Chronic prostatic inflammation is implicated in the pathogenesis of benign prostatic hyperplasia (BPH)-associated lower urinary tract symptoms (LUTS). Previous studies evaluated the degree of chronic prostatic inflammation based on histological scores, which may contain subjective factors. We previously demonstrated that the number of high endothelial venule (HEV)-like vessels correlates positively with the magnitude of inflammation in chronic inflammatory gastrointestinal diseases. Here, we evaluated the degree of BPH-associated chronic prostate inflammation based on appearance of HEV-like vessels and determined whether the extent of inflammation correlated with LUTS severity, as evaluated by a urodynamic study.
This evaluation of long-term outcomes of treatment for lower urinary tract symptoms due to benign prostatic hyperplasia compares a one-time water vapor thermal therapy procedure with daily medical therapy in cohorts from the Medical Therapy of Prostatic Symptoms (MTOPS) study.
Transurethral resection of the prostate (TURP) is considered the gold standard for male lower urinary tract symptoms (LUTS) secondary to benign prostatic hyperplasia (BPH). However, TURP may lead to sexual dysfunction and incontinence, and has a long recovery period. Prostatic urethral lift (PUL) is a treatment option that may overcome these limitations.
The UK Register of Prostate Embolisation (UK ROPE) study aimed to assess the efficacy and safety of Prostate Artery Embolisation (PAE) for Lower Urinary Tract Symptoms secondary to Benign Prostatic Hyperplasia (LUTS/BPH) patients.
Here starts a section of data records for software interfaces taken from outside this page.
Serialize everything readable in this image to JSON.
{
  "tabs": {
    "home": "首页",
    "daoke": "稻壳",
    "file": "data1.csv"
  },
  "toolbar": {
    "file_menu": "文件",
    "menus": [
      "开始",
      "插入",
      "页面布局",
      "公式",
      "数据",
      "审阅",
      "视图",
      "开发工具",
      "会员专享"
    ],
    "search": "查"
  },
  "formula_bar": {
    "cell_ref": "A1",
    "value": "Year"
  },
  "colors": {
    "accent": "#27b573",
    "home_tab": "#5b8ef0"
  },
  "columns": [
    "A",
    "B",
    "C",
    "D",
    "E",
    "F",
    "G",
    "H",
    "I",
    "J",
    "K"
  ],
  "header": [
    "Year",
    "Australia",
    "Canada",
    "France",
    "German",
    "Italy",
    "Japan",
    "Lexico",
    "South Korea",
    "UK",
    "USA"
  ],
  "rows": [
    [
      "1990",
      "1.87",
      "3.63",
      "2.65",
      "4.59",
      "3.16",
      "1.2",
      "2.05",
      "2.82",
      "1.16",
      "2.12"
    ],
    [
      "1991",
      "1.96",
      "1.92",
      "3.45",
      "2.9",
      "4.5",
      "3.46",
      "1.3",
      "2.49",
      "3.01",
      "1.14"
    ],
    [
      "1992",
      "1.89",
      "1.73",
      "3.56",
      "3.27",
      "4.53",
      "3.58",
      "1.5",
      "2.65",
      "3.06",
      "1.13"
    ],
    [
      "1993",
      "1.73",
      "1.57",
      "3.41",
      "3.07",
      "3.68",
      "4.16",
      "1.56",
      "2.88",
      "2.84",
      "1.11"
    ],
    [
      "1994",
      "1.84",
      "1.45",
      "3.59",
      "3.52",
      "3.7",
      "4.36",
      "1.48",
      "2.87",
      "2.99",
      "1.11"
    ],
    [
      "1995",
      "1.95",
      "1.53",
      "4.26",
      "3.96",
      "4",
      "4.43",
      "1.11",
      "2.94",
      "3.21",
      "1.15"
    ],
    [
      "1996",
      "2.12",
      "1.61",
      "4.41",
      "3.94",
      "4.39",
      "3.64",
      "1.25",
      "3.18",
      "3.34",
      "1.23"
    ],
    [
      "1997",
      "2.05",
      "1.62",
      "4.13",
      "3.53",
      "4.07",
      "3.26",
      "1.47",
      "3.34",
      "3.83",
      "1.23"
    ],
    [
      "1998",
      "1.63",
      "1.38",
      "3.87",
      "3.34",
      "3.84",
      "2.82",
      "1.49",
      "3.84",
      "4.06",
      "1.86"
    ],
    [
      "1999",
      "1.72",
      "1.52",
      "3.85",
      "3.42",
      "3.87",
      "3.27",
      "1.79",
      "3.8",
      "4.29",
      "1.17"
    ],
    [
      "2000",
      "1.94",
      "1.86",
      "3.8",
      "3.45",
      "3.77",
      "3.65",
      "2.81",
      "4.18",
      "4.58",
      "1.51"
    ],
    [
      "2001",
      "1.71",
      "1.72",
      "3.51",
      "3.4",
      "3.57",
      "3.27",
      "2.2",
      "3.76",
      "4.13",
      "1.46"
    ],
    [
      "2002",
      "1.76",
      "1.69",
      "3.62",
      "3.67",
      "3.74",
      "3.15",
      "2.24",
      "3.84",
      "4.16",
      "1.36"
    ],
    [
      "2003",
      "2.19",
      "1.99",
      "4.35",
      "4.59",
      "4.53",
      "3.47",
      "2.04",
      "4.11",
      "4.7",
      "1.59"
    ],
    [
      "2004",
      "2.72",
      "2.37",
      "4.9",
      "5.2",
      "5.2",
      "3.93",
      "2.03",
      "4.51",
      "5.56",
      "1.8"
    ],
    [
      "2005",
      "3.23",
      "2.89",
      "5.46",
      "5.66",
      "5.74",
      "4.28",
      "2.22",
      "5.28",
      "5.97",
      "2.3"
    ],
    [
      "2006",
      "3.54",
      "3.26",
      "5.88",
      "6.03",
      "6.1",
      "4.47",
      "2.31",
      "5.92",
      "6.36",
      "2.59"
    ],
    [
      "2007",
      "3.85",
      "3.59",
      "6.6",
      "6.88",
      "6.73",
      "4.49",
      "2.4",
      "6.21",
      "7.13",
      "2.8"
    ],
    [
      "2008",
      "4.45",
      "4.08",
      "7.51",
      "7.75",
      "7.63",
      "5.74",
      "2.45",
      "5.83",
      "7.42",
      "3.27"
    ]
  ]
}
The main secondary aim was an indirect comparison with transurethral resection of the prostate (TURP).